The UN sees young people as main victims of global employment crisis
Deputy Secretary General of the UN, Jan Eliasson, warned that the world is experiencing a "crisis of employment" with the youth as the main victim and warned of the consequences of failing to address that problem.
"It is essential to do more to create jobs for young people. Their frustration is understandable and undermines the belief in government and national institutions," Eliasson said in a speech to the United Nations Economic and Social Council (ECOSOC).
According to the UN, about 73 million young people around the world are looking for work and are three times more likely than adults to be unemployed, while "many are stuck in jobs where they are exploited."
"The world is experiencing an employment crisis and our young people are bearing the brunt," Eliasson said.
According to the UN, it is crucial that young people receive adequate education and training to enter the labor market and to support new entrepreneurs to create jobs at a time when unemployment and underemployment remain high.
"Too many people can not access decent jobs that offer fair wages, good working conditions, access to social protection and freedom of association," said Eliasson.
Among other problems, the situation with immigrants has been highlighted. This category of people faces the risk of "exploitation and discrimination" and women, who earn less than men, often have to work in dangerous conditions.

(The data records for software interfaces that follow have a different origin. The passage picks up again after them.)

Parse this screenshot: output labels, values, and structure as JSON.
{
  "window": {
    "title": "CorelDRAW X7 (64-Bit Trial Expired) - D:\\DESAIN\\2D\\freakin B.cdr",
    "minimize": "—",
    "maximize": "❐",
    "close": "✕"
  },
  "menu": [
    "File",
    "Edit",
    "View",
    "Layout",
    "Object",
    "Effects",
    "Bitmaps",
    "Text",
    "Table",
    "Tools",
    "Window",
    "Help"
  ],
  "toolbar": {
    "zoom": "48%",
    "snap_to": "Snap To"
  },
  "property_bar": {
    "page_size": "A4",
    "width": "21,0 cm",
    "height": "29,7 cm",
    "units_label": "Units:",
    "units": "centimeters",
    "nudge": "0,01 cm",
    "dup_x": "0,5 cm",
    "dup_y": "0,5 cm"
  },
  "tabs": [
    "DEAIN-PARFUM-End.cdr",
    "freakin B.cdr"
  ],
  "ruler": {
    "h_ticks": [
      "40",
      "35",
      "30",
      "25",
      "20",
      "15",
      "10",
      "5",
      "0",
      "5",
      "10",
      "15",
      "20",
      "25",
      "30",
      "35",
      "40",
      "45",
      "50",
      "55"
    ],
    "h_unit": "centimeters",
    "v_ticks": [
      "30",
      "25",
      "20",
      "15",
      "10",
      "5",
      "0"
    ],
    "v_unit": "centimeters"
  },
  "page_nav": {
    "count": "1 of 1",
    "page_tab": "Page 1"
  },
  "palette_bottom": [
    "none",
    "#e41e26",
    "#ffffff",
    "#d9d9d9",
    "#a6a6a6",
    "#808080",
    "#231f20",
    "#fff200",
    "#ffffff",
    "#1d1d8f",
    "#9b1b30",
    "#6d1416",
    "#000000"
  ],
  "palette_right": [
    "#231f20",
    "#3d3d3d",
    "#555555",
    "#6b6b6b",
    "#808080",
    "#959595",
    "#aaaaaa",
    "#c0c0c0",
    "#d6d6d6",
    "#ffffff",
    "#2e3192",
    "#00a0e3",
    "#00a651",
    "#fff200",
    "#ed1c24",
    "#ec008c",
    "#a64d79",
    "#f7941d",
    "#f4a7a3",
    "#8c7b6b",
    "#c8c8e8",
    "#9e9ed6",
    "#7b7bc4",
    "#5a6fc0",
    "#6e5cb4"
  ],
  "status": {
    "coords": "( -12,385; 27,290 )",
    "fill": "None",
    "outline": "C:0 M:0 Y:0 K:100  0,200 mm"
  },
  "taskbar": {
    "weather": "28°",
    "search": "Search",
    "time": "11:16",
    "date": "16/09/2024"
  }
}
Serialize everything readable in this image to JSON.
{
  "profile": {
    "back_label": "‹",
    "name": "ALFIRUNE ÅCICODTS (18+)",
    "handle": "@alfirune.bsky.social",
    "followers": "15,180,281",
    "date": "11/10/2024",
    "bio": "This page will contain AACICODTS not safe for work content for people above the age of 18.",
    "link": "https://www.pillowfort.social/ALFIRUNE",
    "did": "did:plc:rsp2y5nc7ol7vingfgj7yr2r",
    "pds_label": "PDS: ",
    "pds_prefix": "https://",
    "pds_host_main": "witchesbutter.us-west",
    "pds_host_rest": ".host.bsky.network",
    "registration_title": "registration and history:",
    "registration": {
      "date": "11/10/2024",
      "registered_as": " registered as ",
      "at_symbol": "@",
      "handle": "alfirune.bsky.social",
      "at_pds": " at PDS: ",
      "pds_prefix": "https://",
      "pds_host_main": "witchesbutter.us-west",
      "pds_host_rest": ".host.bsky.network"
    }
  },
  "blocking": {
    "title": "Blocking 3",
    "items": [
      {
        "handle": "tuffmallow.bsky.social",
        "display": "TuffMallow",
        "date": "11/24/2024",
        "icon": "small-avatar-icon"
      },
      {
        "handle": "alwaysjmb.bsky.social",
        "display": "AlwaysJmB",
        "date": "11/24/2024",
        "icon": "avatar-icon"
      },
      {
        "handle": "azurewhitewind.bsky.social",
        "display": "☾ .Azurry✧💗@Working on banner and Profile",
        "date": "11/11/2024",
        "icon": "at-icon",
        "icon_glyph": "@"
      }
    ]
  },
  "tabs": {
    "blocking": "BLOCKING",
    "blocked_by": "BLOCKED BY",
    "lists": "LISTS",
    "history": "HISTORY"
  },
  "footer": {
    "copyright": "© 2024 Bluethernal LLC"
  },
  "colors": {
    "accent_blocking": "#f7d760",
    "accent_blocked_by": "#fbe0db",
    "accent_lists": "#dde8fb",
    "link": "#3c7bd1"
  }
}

Eliasson spoke at the first day of the ECOSOC meeting, which will discuss ways to achieve sustainable development through the creation of decent employment.